- Given information:
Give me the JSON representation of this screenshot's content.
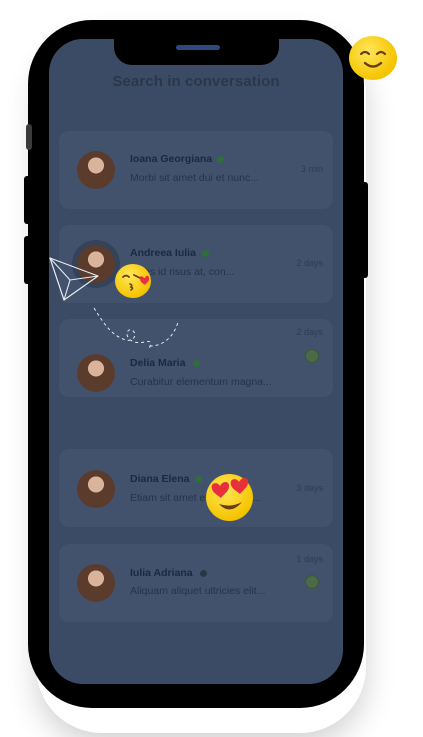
{
  "header": {
    "title": "Search in conversation"
  },
  "conversations": [
    {
      "name": "Ioana Georgiana",
      "message": "Morbi sit amet dui et nunc...",
      "time": "3 min",
      "online": true,
      "status_color": "#2f6d3a",
      "unread": false
    },
    {
      "name": "Andreea Iulia",
      "message": "...ces id risus at, con...",
      "time": "2 days",
      "online": true,
      "status_color": "#2f6d3a",
      "unread": false
    },
    {
      "name": "Delia Maria",
      "message": "Curabitur elementum magna...",
      "time": "2 days",
      "online": true,
      "status_color": "#2f6d3a",
      "unread": true
    },
    {
      "name": "Diana Elena",
      "message": "Etiam sit amet efficitur nisi...",
      "time": "3 days",
      "online": true,
      "status_color": "#2f6d3a",
      "unread": false
    },
    {
      "name": "Iulia Adriana",
      "message": "Aliquam aliquet ultricies elit...",
      "time": "1 days",
      "online": false,
      "status_color": "#2b3649",
      "unread": true
    }
  ],
  "decorations": {
    "emoji_top_right": "smiling-face-icon",
    "emoji_kiss": "kissing-face-icon",
    "emoji_love": "heart-eyes-face-icon",
    "paper_plane": "paper-plane-icon"
  },
  "colors": {
    "screen_overlay": "#3c4b65",
    "card": "#42526c",
    "online": "#2f6d3a"
  }
}
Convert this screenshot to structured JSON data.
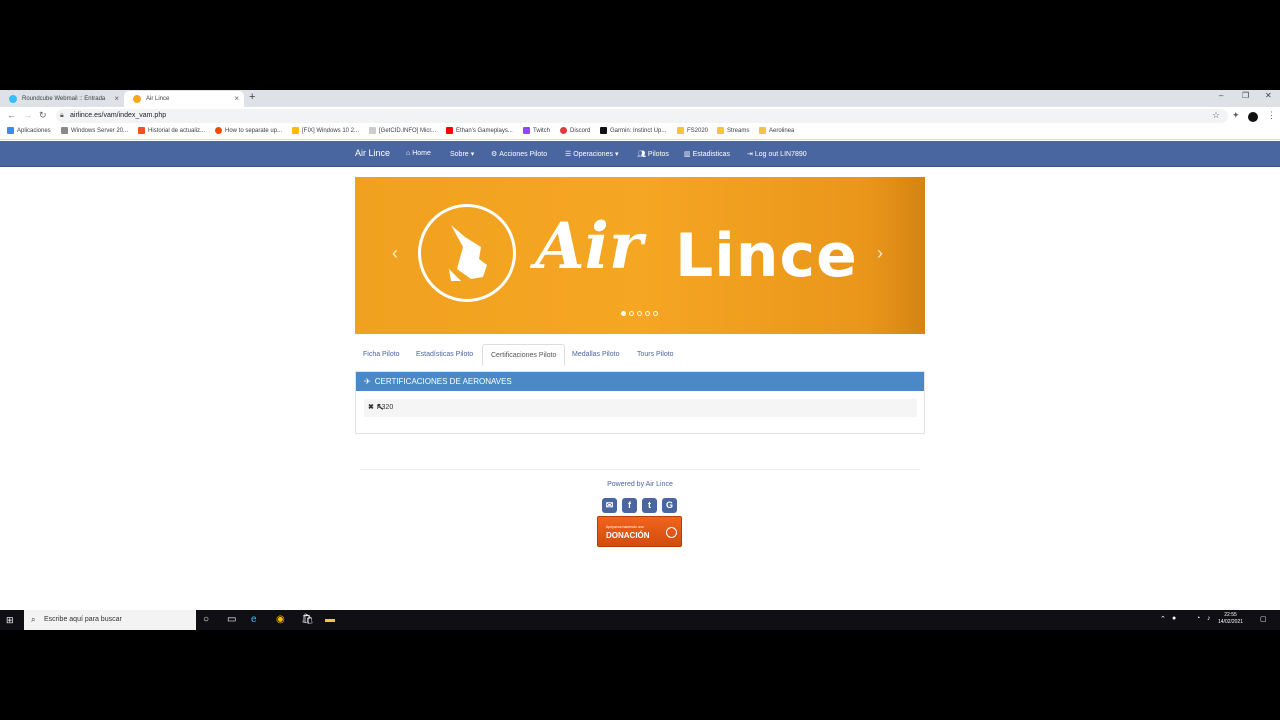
{
  "browser": {
    "tabs": [
      {
        "title": "Roundcube Webmail :: Entrada"
      },
      {
        "title": "Air Lince"
      }
    ],
    "url": "airlince.es/vam/index_vam.php",
    "bookmarks": [
      "Aplicaciones",
      "Windows Server 20...",
      "Historial de actualiz...",
      "How to separate up...",
      "[FIX] Windows 10 2...",
      "[GetCID.INFO] Micr...",
      "Ethan's Gameplays...",
      "Twitch",
      "Discord",
      "Garmin: Instinct Up...",
      "FS2020",
      "Streams",
      "Aerolinea"
    ]
  },
  "nav": {
    "brand": "Air Lince",
    "items": [
      "Home",
      "Sobre",
      "Acciones Piloto",
      "Operaciones",
      "Pilotos",
      "Estadisticas",
      "Log out LIN7890"
    ]
  },
  "banner": {
    "air": "Air",
    "lince": "Lince"
  },
  "profile_tabs": [
    "Ficha Piloto",
    "Estadísticas Piloto",
    "Certificaciones Piloto",
    "Medallas Piloto",
    "Tours Piloto"
  ],
  "panel": {
    "title": "CERTIFICACIONES DE AERONAVES",
    "row": "A320"
  },
  "footer": {
    "powered": "Powered by Air Lince",
    "donate_small": "Apóyanos haciendo una",
    "donate_big": "DONACIÓN"
  },
  "taskbar": {
    "search": "Escribe aquí para buscar",
    "time": "22:55",
    "date": "14/02/2021"
  },
  "colors": {
    "navbar": "#4a66a0",
    "panel_head": "#4a88c7",
    "banner": "#f5a623",
    "donate": "#e85a15"
  }
}
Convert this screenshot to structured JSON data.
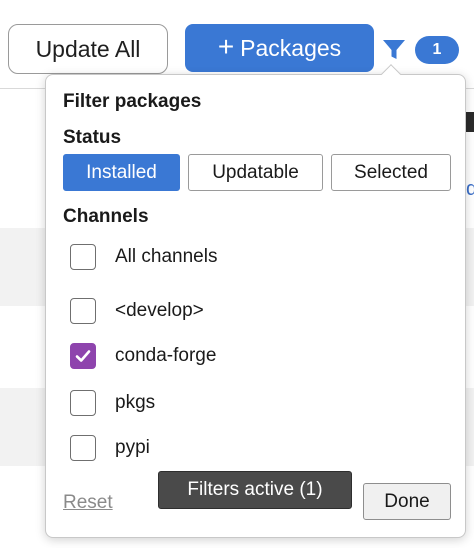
{
  "toolbar": {
    "update_all_label": "Update All",
    "packages_plus": "+",
    "packages_label": "Packages",
    "filter_count": "1"
  },
  "filter_popover": {
    "title": "Filter packages",
    "status_heading": "Status",
    "status_options": [
      {
        "label": "Installed",
        "active": true
      },
      {
        "label": "Updatable",
        "active": false
      },
      {
        "label": "Selected",
        "active": false
      }
    ],
    "channels_heading": "Channels",
    "channels": [
      {
        "label": "All channels",
        "checked": false
      },
      {
        "label": "<develop>",
        "checked": false
      },
      {
        "label": "conda-forge",
        "checked": true
      },
      {
        "label": "pkgs",
        "checked": false
      },
      {
        "label": "pypi",
        "checked": false
      }
    ],
    "reset_label": "Reset",
    "done_label": "Done"
  },
  "tooltip": {
    "text": "Filters active (1)"
  },
  "colors": {
    "accent": "#3a78d4",
    "checkbox_checked": "#8e44ad",
    "tooltip_bg": "#4a4a4a"
  },
  "icons": {
    "filter": "funnel-icon",
    "check": "checkmark-icon",
    "add": "plus-icon"
  }
}
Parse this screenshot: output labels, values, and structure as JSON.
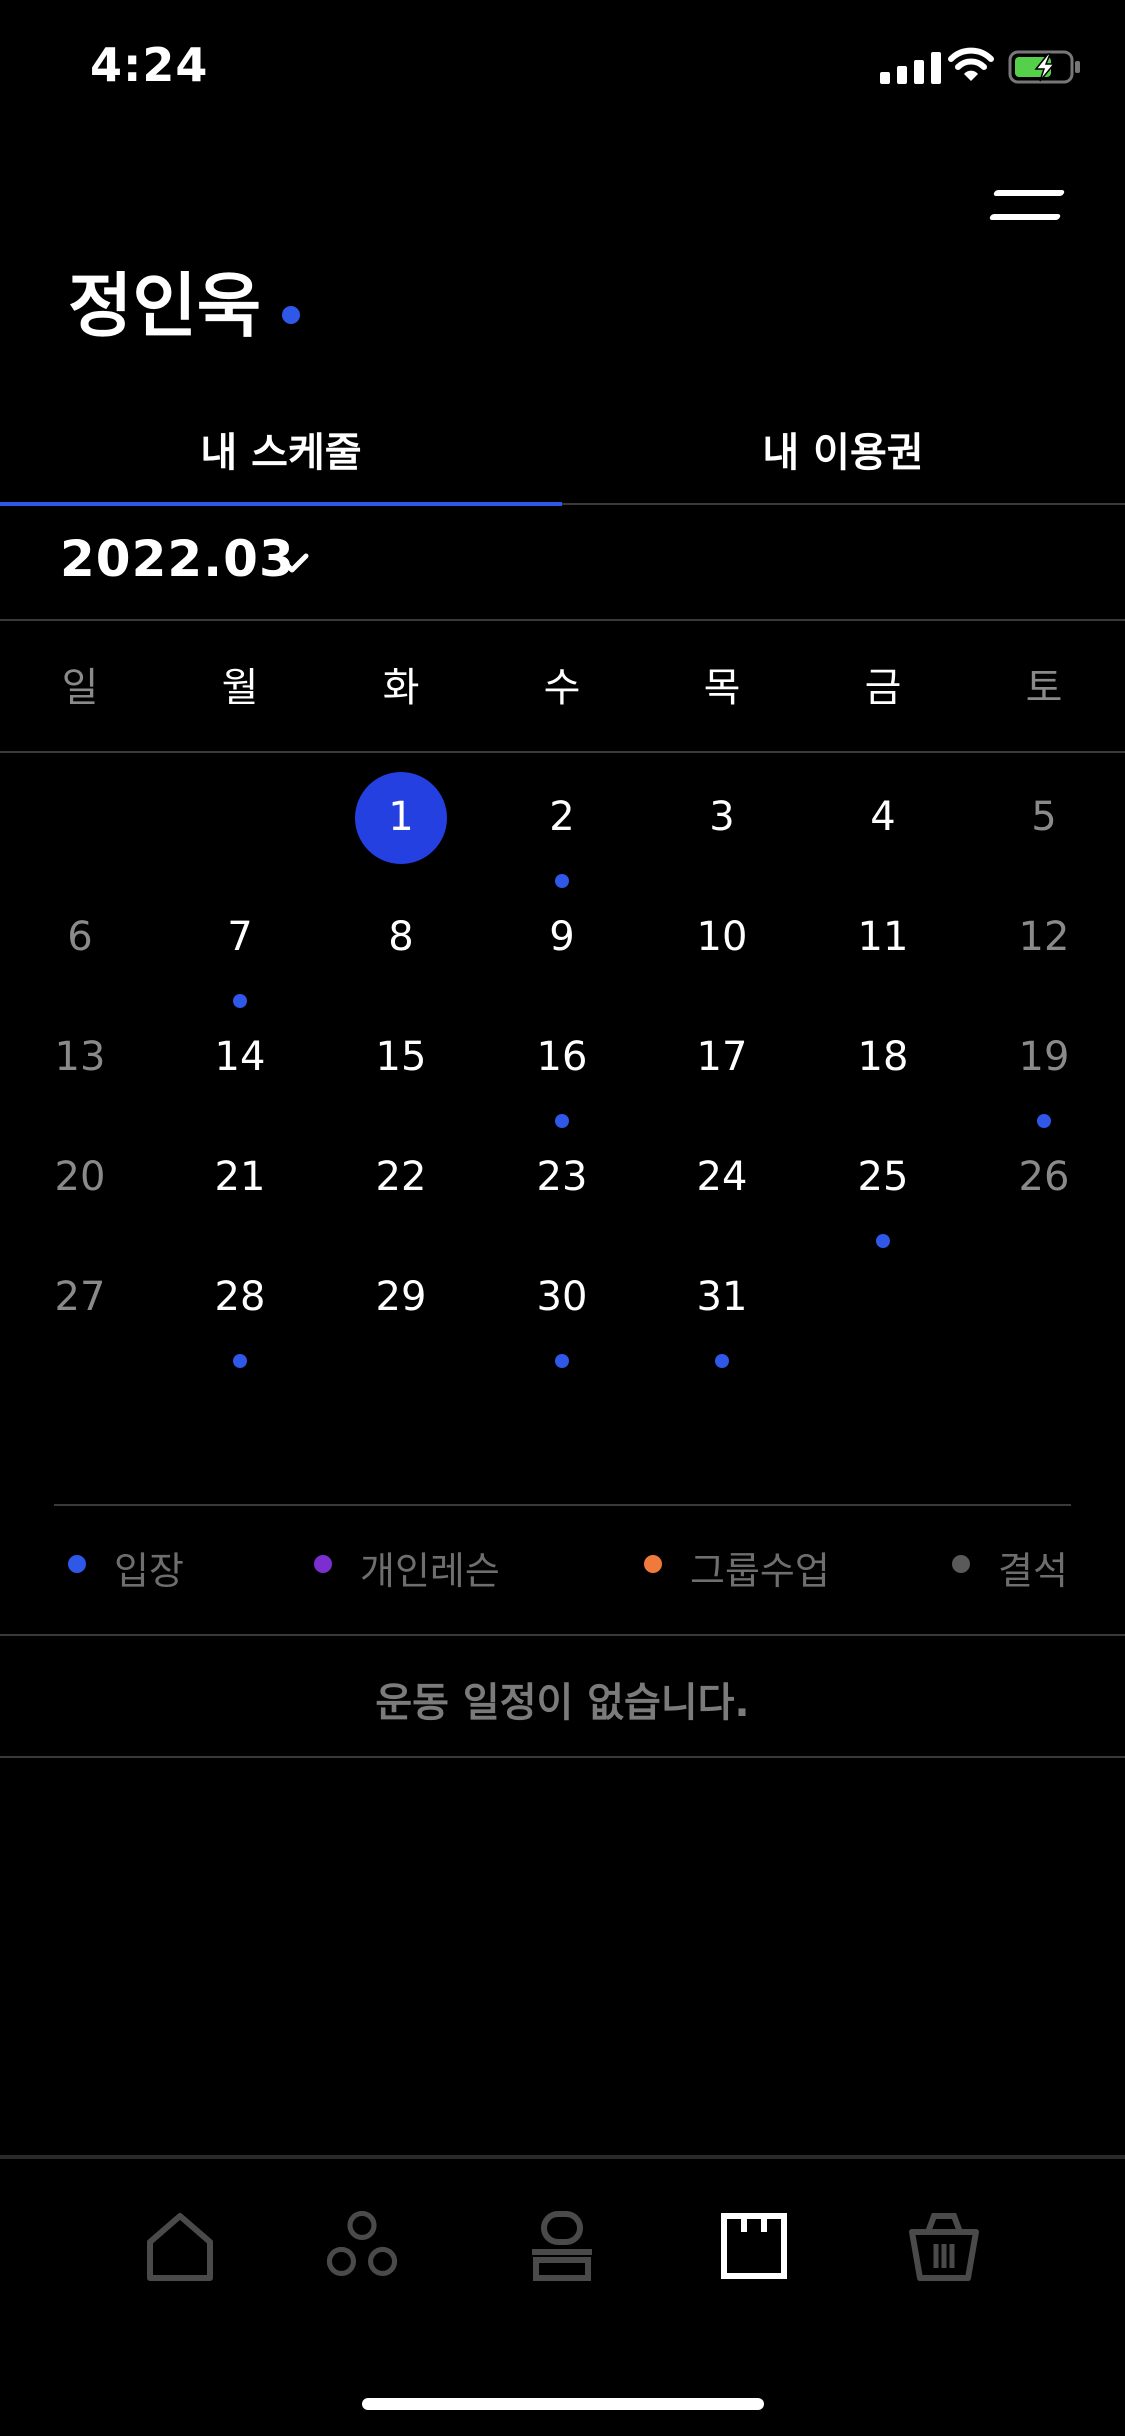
{
  "status_bar": {
    "time": "4:24"
  },
  "header": {
    "user_name": "정인욱"
  },
  "tabs": [
    {
      "label": "내 스케줄",
      "active": true
    },
    {
      "label": "내 이용권",
      "active": false
    }
  ],
  "calendar": {
    "month_label": "2022.03",
    "weekdays": [
      "일",
      "월",
      "화",
      "수",
      "목",
      "금",
      "토"
    ],
    "days": [
      {
        "label": "1",
        "today": true,
        "dot": false
      },
      {
        "label": "2",
        "dot": true
      },
      {
        "label": "3",
        "dot": false
      },
      {
        "label": "4",
        "dot": false
      },
      {
        "label": "5",
        "dot": false
      },
      {
        "label": "6",
        "dot": false
      },
      {
        "label": "7",
        "dot": true
      },
      {
        "label": "8",
        "dot": false
      },
      {
        "label": "9",
        "dot": false
      },
      {
        "label": "10",
        "dot": false
      },
      {
        "label": "11",
        "dot": false
      },
      {
        "label": "12",
        "dot": false
      },
      {
        "label": "13",
        "dot": false
      },
      {
        "label": "14",
        "dot": false
      },
      {
        "label": "15",
        "dot": false
      },
      {
        "label": "16",
        "dot": true
      },
      {
        "label": "17",
        "dot": false
      },
      {
        "label": "18",
        "dot": false
      },
      {
        "label": "19",
        "dot": true
      },
      {
        "label": "20",
        "dot": false
      },
      {
        "label": "21",
        "dot": false
      },
      {
        "label": "22",
        "dot": false
      },
      {
        "label": "23",
        "dot": false
      },
      {
        "label": "24",
        "dot": false
      },
      {
        "label": "25",
        "dot": true
      },
      {
        "label": "26",
        "dot": false
      },
      {
        "label": "27",
        "dot": false
      },
      {
        "label": "28",
        "dot": true
      },
      {
        "label": "29",
        "dot": false
      },
      {
        "label": "30",
        "dot": true
      },
      {
        "label": "31",
        "dot": true
      }
    ],
    "first_weekday_index": 2
  },
  "legend": [
    {
      "label": "입장",
      "color": "#2f57e8"
    },
    {
      "label": "개인레슨",
      "color": "#7b2fd0"
    },
    {
      "label": "그룹수업",
      "color": "#f07a3c"
    },
    {
      "label": "결석",
      "color": "#5a5a5a"
    }
  ],
  "empty_message": "운동 일정이 없습니다.",
  "bottom_nav": [
    {
      "icon": "home-icon",
      "active": false
    },
    {
      "icon": "group-icon",
      "active": false
    },
    {
      "icon": "trainer-icon",
      "active": false
    },
    {
      "icon": "schedule-icon",
      "active": true
    },
    {
      "icon": "basket-icon",
      "active": false
    }
  ],
  "colors": {
    "accent": "#2f57e8",
    "today": "#2440e0",
    "muted": "#8a8a8a"
  }
}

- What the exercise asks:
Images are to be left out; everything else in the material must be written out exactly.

- Output below:
Give me the JSON representation of this screenshot's content.
{
  "header": {
    "title": "Search in conversation"
  },
  "conversations": [
    {
      "name": "Ioana Georgiana",
      "message": "Morbi sit amet dui et nunc...",
      "time": "3 min",
      "online": true,
      "status_color": "#2f6d3a",
      "unread": false
    },
    {
      "name": "Andreea Iulia",
      "message": "...ces id risus at, con...",
      "time": "2 days",
      "online": true,
      "status_color": "#2f6d3a",
      "unread": false
    },
    {
      "name": "Delia Maria",
      "message": "Curabitur elementum magna...",
      "time": "2 days",
      "online": true,
      "status_color": "#2f6d3a",
      "unread": true
    },
    {
      "name": "Diana Elena",
      "message": "Etiam sit amet efficitur nisi...",
      "time": "3 days",
      "online": true,
      "status_color": "#2f6d3a",
      "unread": false
    },
    {
      "name": "Iulia Adriana",
      "message": "Aliquam aliquet ultricies elit...",
      "time": "1 days",
      "online": false,
      "status_color": "#2b3649",
      "unread": true
    }
  ],
  "decorations": {
    "emoji_top_right": "smiling-face-icon",
    "emoji_kiss": "kissing-face-icon",
    "emoji_love": "heart-eyes-face-icon",
    "paper_plane": "paper-plane-icon"
  },
  "colors": {
    "screen_overlay": "#3c4b65",
    "card": "#42526c",
    "online": "#2f6d3a"
  }
}
Convert this screenshot to structured JSON data.
{
  "browser": {
    "tabs": [
      {
        "title": "Roundcube Webmail :: Entrada"
      },
      {
        "title": "Air Lince"
      }
    ],
    "url": "airlince.es/vam/index_vam.php",
    "bookmarks": [
      "Aplicaciones",
      "Windows Server 20...",
      "Historial de actualiz...",
      "How to separate up...",
      "[FIX] Windows 10 2...",
      "[GetCID.INFO] Micr...",
      "Ethan's Gameplays...",
      "Twitch",
      "Discord",
      "Garmin: Instinct Up...",
      "FS2020",
      "Streams",
      "Aerolinea"
    ]
  },
  "nav": {
    "brand": "Air Lince",
    "items": [
      "Home",
      "Sobre",
      "Acciones Piloto",
      "Operaciones",
      "Pilotos",
      "Estadisticas",
      "Log out LIN7890"
    ]
  },
  "banner": {
    "air": "Air",
    "lince": "Lince"
  },
  "profile_tabs": [
    "Ficha Piloto",
    "Estadísticas Piloto",
    "Certificaciones Piloto",
    "Medallas Piloto",
    "Tours Piloto"
  ],
  "panel": {
    "title": "CERTIFICACIONES DE AERONAVES",
    "row": "A320"
  },
  "footer": {
    "powered": "Powered by Air Lince",
    "donate_small": "Apóyanos haciendo una",
    "donate_big": "DONACIÓN"
  },
  "taskbar": {
    "search": "Escribe aquí para buscar",
    "time": "22:55",
    "date": "14/02/2021"
  },
  "colors": {
    "navbar": "#4a66a0",
    "panel_head": "#4a88c7",
    "banner": "#f5a623",
    "donate": "#e85a15"
  }
}
Convert this screenshot to structured JSON data.
{
  "toolbar": {
    "update_all_label": "Update All",
    "packages_plus": "+",
    "packages_label": "Packages",
    "filter_count": "1"
  },
  "filter_popover": {
    "title": "Filter packages",
    "status_heading": "Status",
    "status_options": [
      {
        "label": "Installed",
        "active": true
      },
      {
        "label": "Updatable",
        "active": false
      },
      {
        "label": "Selected",
        "active": false
      }
    ],
    "channels_heading": "Channels",
    "channels": [
      {
        "label": "All channels",
        "checked": false
      },
      {
        "label": "<develop>",
        "checked": false
      },
      {
        "label": "conda-forge",
        "checked": true
      },
      {
        "label": "pkgs",
        "checked": false
      },
      {
        "label": "pypi",
        "checked": false
      }
    ],
    "reset_label": "Reset",
    "done_label": "Done"
  },
  "tooltip": {
    "text": "Filters active (1)"
  },
  "colors": {
    "accent": "#3a78d4",
    "checkbox_checked": "#8e44ad",
    "tooltip_bg": "#4a4a4a"
  },
  "icons": {
    "filter": "funnel-icon",
    "check": "checkmark-icon",
    "add": "plus-icon"
  }
}
Parse this screenshot: output labels, values, and structure as JSON.
{
  "status_bar": {
    "time": "4:24"
  },
  "header": {
    "user_name": "정인욱"
  },
  "tabs": [
    {
      "label": "내 스케줄",
      "active": true
    },
    {
      "label": "내 이용권",
      "active": false
    }
  ],
  "calendar": {
    "month_label": "2022.03",
    "weekdays": [
      "일",
      "월",
      "화",
      "수",
      "목",
      "금",
      "토"
    ],
    "days": [
      {
        "label": "1",
        "today": true,
        "dot": false
      },
      {
        "label": "2",
        "dot": true
      },
      {
        "label": "3",
        "dot": false
      },
      {
        "label": "4",
        "dot": false
      },
      {
        "label": "5",
        "dot": false
      },
      {
        "label": "6",
        "dot": false
      },
      {
        "label": "7",
        "dot": true
      },
      {
        "label": "8",
        "dot": false
      },
      {
        "label": "9",
        "dot": false
      },
      {
        "label": "10",
        "dot": false
      },
      {
        "label": "11",
        "dot": false
      },
      {
        "label": "12",
        "dot": false
      },
      {
        "label": "13",
        "dot": false
      },
      {
        "label": "14",
        "dot": false
      },
      {
        "label": "15",
        "dot": false
      },
      {
        "label": "16",
        "dot": true
      },
      {
        "label": "17",
        "dot": false
      },
      {
        "label": "18",
        "dot": false
      },
      {
        "label": "19",
        "dot": true
      },
      {
        "label": "20",
        "dot": false
      },
      {
        "label": "21",
        "dot": false
      },
      {
        "label": "22",
        "dot": false
      },
      {
        "label": "23",
        "dot": false
      },
      {
        "label": "24",
        "dot": false
      },
      {
        "label": "25",
        "dot": true
      },
      {
        "label": "26",
        "dot": false
      },
      {
        "label": "27",
        "dot": false
      },
      {
        "label": "28",
        "dot": true
      },
      {
        "label": "29",
        "dot": false
      },
      {
        "label": "30",
        "dot": true
      },
      {
        "label": "31",
        "dot": true
      }
    ],
    "first_weekday_index": 2
  },
  "legend": [
    {
      "label": "입장",
      "color": "#2f57e8"
    },
    {
      "label": "개인레슨",
      "color": "#7b2fd0"
    },
    {
      "label": "그룹수업",
      "color": "#f07a3c"
    },
    {
      "label": "결석",
      "color": "#5a5a5a"
    }
  ],
  "empty_message": "운동 일정이 없습니다.",
  "bottom_nav": [
    {
      "icon": "home-icon",
      "active": false
    },
    {
      "icon": "group-icon",
      "active": false
    },
    {
      "icon": "trainer-icon",
      "active": false
    },
    {
      "icon": "schedule-icon",
      "active": true
    },
    {
      "icon": "basket-icon",
      "active": false
    }
  ],
  "colors": {
    "accent": "#2f57e8",
    "today": "#2440e0",
    "muted": "#8a8a8a"
  }
}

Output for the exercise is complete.